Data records
=== Section Start ===

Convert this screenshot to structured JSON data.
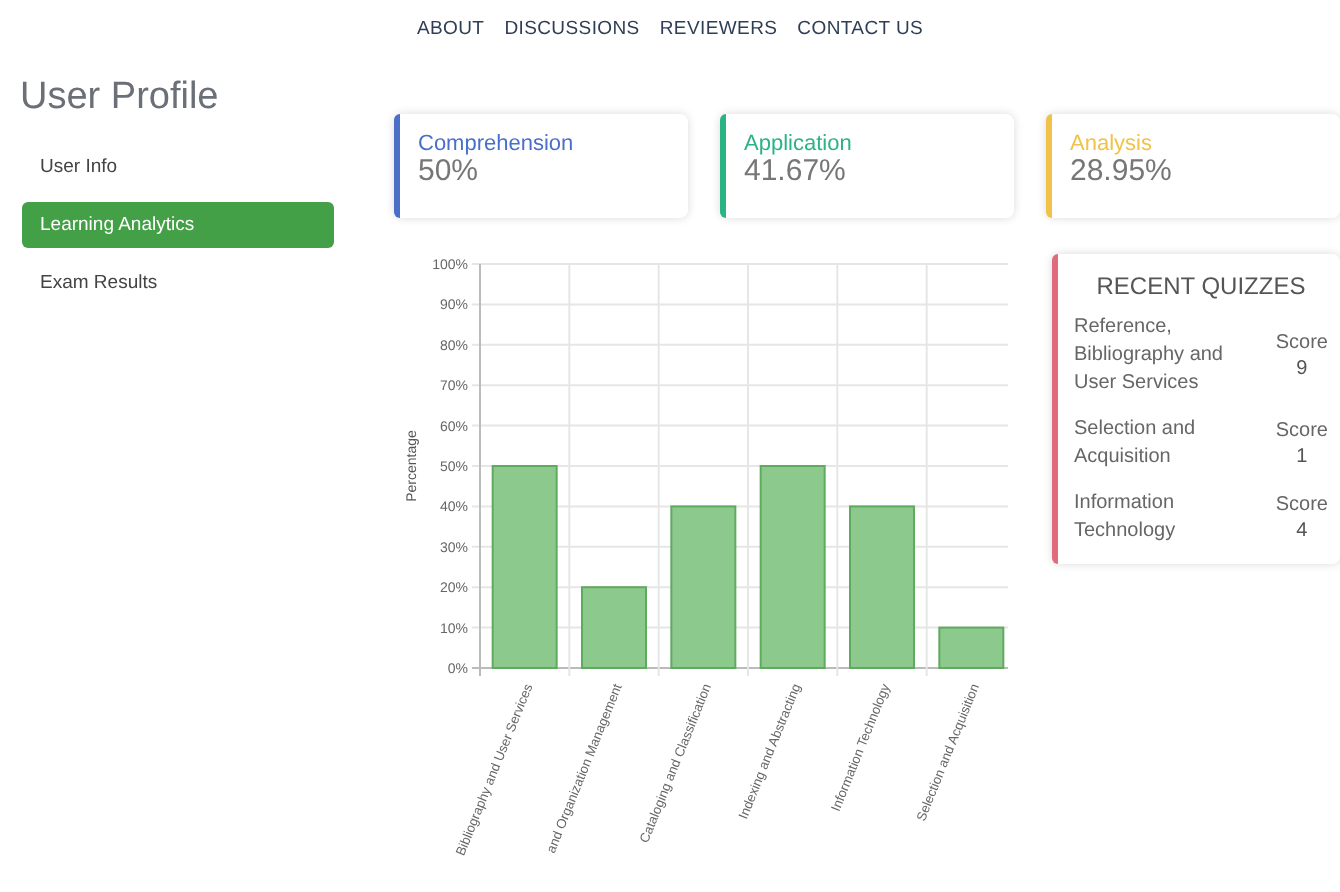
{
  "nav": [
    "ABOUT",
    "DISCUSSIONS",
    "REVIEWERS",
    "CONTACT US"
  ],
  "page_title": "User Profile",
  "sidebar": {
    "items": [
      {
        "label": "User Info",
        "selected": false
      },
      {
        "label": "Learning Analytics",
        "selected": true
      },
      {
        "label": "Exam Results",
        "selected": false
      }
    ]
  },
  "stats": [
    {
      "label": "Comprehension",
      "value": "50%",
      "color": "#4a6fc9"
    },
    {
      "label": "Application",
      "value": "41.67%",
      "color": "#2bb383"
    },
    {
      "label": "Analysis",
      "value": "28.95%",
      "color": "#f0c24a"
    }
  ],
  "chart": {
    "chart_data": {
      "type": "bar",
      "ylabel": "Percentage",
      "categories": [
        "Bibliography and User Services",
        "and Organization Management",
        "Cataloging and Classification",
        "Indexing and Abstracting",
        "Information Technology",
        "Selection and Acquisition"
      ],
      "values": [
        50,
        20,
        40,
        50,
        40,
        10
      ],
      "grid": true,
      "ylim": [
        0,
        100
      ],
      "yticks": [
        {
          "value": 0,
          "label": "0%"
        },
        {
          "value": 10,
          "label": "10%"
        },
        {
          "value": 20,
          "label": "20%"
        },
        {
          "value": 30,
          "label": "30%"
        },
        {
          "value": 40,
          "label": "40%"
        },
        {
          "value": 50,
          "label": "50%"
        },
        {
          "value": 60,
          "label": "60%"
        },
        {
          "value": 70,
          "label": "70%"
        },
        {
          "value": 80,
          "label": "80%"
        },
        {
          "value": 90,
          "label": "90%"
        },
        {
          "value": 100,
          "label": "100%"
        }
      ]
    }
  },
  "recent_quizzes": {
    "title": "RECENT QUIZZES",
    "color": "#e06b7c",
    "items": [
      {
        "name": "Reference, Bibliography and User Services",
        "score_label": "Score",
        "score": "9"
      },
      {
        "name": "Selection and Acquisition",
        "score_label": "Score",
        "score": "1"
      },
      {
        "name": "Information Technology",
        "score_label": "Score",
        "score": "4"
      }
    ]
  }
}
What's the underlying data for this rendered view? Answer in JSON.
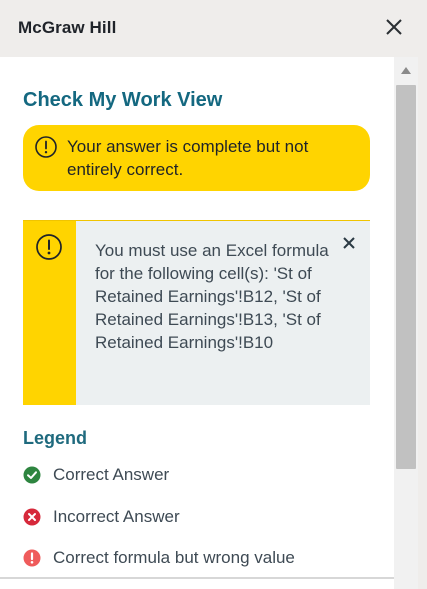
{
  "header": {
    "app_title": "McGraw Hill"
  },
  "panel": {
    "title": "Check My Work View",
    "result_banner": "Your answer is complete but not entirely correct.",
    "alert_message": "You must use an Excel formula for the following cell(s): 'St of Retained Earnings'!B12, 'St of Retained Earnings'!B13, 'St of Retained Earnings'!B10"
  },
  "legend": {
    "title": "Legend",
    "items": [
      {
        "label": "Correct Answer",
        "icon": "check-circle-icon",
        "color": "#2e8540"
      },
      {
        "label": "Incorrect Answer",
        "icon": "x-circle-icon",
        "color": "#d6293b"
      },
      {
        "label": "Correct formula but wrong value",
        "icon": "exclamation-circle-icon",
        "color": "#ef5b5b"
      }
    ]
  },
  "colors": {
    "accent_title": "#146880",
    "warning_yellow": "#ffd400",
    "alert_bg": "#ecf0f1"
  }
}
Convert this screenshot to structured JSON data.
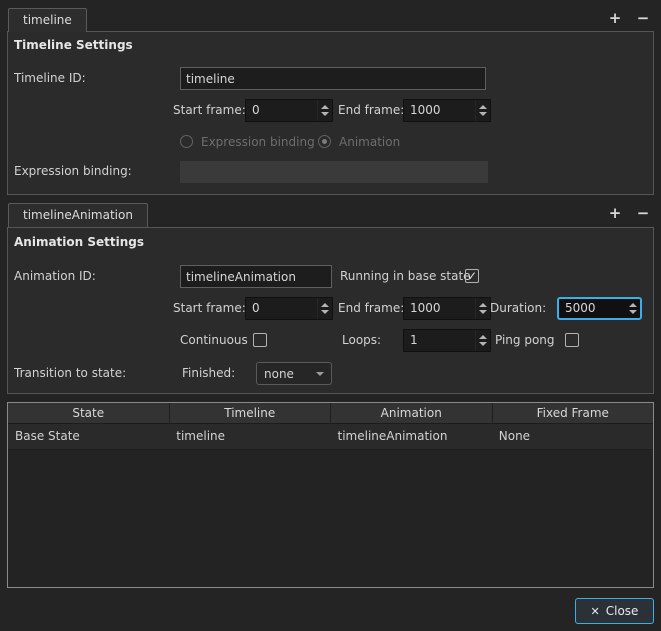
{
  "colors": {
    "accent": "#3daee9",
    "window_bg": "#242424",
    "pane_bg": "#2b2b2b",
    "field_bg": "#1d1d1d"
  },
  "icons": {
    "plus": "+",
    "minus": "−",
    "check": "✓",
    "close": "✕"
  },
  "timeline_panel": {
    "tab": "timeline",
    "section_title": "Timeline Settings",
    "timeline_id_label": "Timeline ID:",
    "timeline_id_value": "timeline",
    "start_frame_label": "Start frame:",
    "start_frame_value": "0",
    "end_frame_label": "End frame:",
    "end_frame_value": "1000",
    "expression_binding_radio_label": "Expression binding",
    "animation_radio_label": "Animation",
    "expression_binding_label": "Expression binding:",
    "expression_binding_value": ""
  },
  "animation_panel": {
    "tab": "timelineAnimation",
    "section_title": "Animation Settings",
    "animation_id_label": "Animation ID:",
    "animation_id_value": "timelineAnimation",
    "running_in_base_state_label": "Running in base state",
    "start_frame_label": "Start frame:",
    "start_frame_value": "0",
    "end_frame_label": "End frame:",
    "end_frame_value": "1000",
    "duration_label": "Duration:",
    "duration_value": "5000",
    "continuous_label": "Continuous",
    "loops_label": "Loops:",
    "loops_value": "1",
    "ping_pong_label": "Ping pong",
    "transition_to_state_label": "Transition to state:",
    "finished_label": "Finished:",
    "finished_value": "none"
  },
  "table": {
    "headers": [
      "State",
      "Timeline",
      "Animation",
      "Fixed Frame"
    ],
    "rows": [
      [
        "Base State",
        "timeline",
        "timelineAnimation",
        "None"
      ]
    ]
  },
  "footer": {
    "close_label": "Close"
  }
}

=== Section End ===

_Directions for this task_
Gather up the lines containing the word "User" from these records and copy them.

_Worked solution_
  "page_title": "User Profile",
        "label": "User Info",
        "Bibliography and User Services",
        "name": "Reference, Bibliography and User Services",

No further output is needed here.